In this special guest post, Jade discusses the positive and negative coverage of the Olympics, her own experiences with journalists and gives her perspective on how the games will impact the public.
The Olympics has created a buzz in the UK but, as with most things, there are sceptics.
How typically English of us to be pessimistic about something so exciting! It’s much easier to criticise the government for everything they’ve done ‘wrong’ than it is to stand up and praise them for their focus on the Olympics. I believe some parts of the UK media tend to take a negative angle by default and then invite the public to join them.
UK athletes are often perceived as underachievers because of old tennis and football stereotypes, but we actually have a number of Olympic and world champions among us. Positive press attention on a small number of well-known athletes like Jessica Ennis really spurs me on – I use it as fuel to motivate me.
I think the only press that have been positive towards the Olympics throughout are the sports reporters, as well as many local news reporters. In my experience, Crawley News and Observer have been very supportive, and seem to want to know about my achievements. They don’t steer questions in a way that encourages negativity, but rather offer Joe Public the chance to learn about the local athletes that are either aiming to get to the Games or those that are potential medallists.
The press has the power to rally public feeling for big upcoming events. However, there is a big difference in the way royal events (such as the Royal Wedding and the Queen’s Jubilee) and the Olympics have been portrayed. The Olympics is a much more inclusive event, and as a result, I believe it gives both the public and the press more freedom to say what they really think. The government has much more involvement in the Games, and as money spent on the Olympics is from the public purse, some people were always going to oppose the Olympics coming to London. It becomes a political issue.
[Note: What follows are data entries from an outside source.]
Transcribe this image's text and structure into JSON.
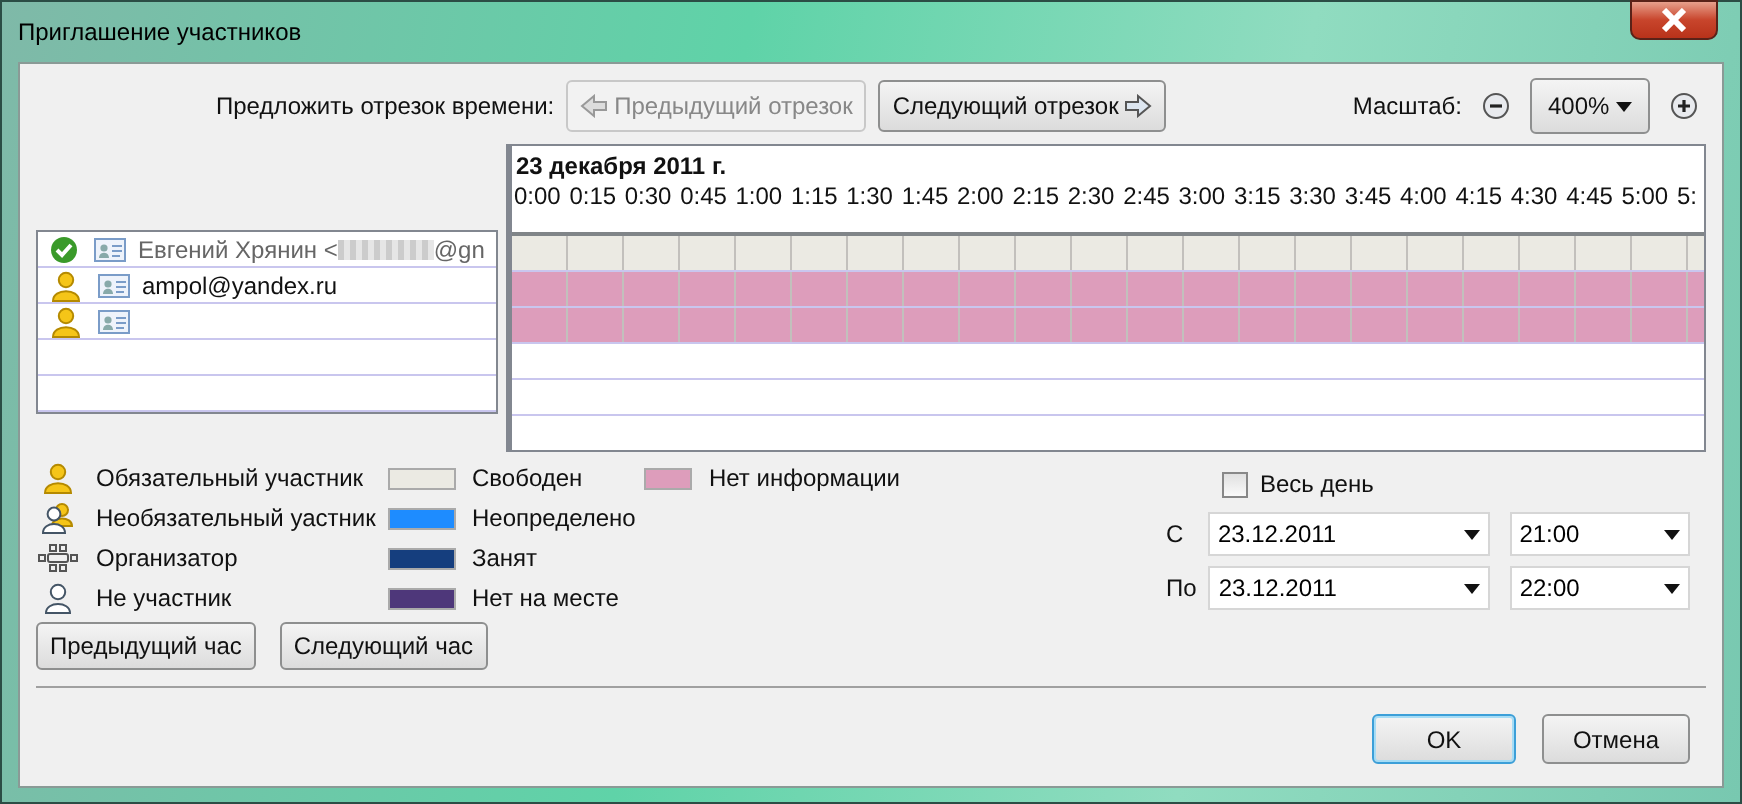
{
  "window": {
    "title": "Приглашение участников"
  },
  "toolbar": {
    "suggest_label": "Предложить отрезок времени:",
    "prev_button": {
      "label": "Предыдущий отрезок",
      "disabled": true
    },
    "next_button": {
      "label": "Следующий отрезок",
      "disabled": false
    },
    "zoom_label": "Масштаб:",
    "zoom_value": "400%"
  },
  "timeline": {
    "date": "23 декабря 2011 г.",
    "times": [
      "0:00",
      "0:15",
      "0:30",
      "0:45",
      "1:00",
      "1:15",
      "1:30",
      "1:45",
      "2:00",
      "2:15",
      "2:30",
      "2:45",
      "3:00",
      "3:15",
      "3:30",
      "3:45",
      "4:00",
      "4:15",
      "4:30",
      "4:45",
      "5:00",
      "5:"
    ]
  },
  "attendees": [
    {
      "kind": "accepted",
      "name": "Евгений Хрянин <",
      "name_tail": "@gn",
      "color": "#ebeae3"
    },
    {
      "kind": "required",
      "name": "ampol@yandex.ru",
      "color": "#dd9dbb"
    },
    {
      "kind": "required",
      "color": "#dd9dbb"
    }
  ],
  "legend_roles": [
    {
      "kind": "required",
      "label": "Обязательный участник"
    },
    {
      "kind": "optional",
      "label": "Необязательный уастник"
    },
    {
      "kind": "organizer",
      "label": "Организатор"
    },
    {
      "kind": "nonparticipant",
      "label": "Не участник"
    }
  ],
  "legend_statuses": [
    {
      "label": "Свободен",
      "color": "#ebeae3"
    },
    {
      "label": "Неопределено",
      "color": "#1e8cff"
    },
    {
      "label": "Занят",
      "color": "#153e7e"
    },
    {
      "label": "Нет на месте",
      "color": "#4e377a"
    },
    {
      "label": "Нет информации",
      "color": "#dd9dbb"
    }
  ],
  "hour_buttons": [
    "Предыдущий час",
    "Следующий час"
  ],
  "all_day": {
    "label": "Весь день",
    "checked": false
  },
  "start": {
    "label": "С",
    "date": "23.12.2011",
    "time": "21:00"
  },
  "end": {
    "label": "По",
    "date": "23.12.2011",
    "time": "22:00"
  },
  "buttons": [
    {
      "label": "OK",
      "default": true
    },
    {
      "label": "Отмена",
      "default": false
    }
  ]
}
However, thousands of people will be inspired by the Games. Kids will feel motivated to take up sport after watching the Olympics, and that will make it all worthwhile. Those kinds of things are priceless. I think it’s an exceptionally proud time to be British – hopefully in the end the press will too.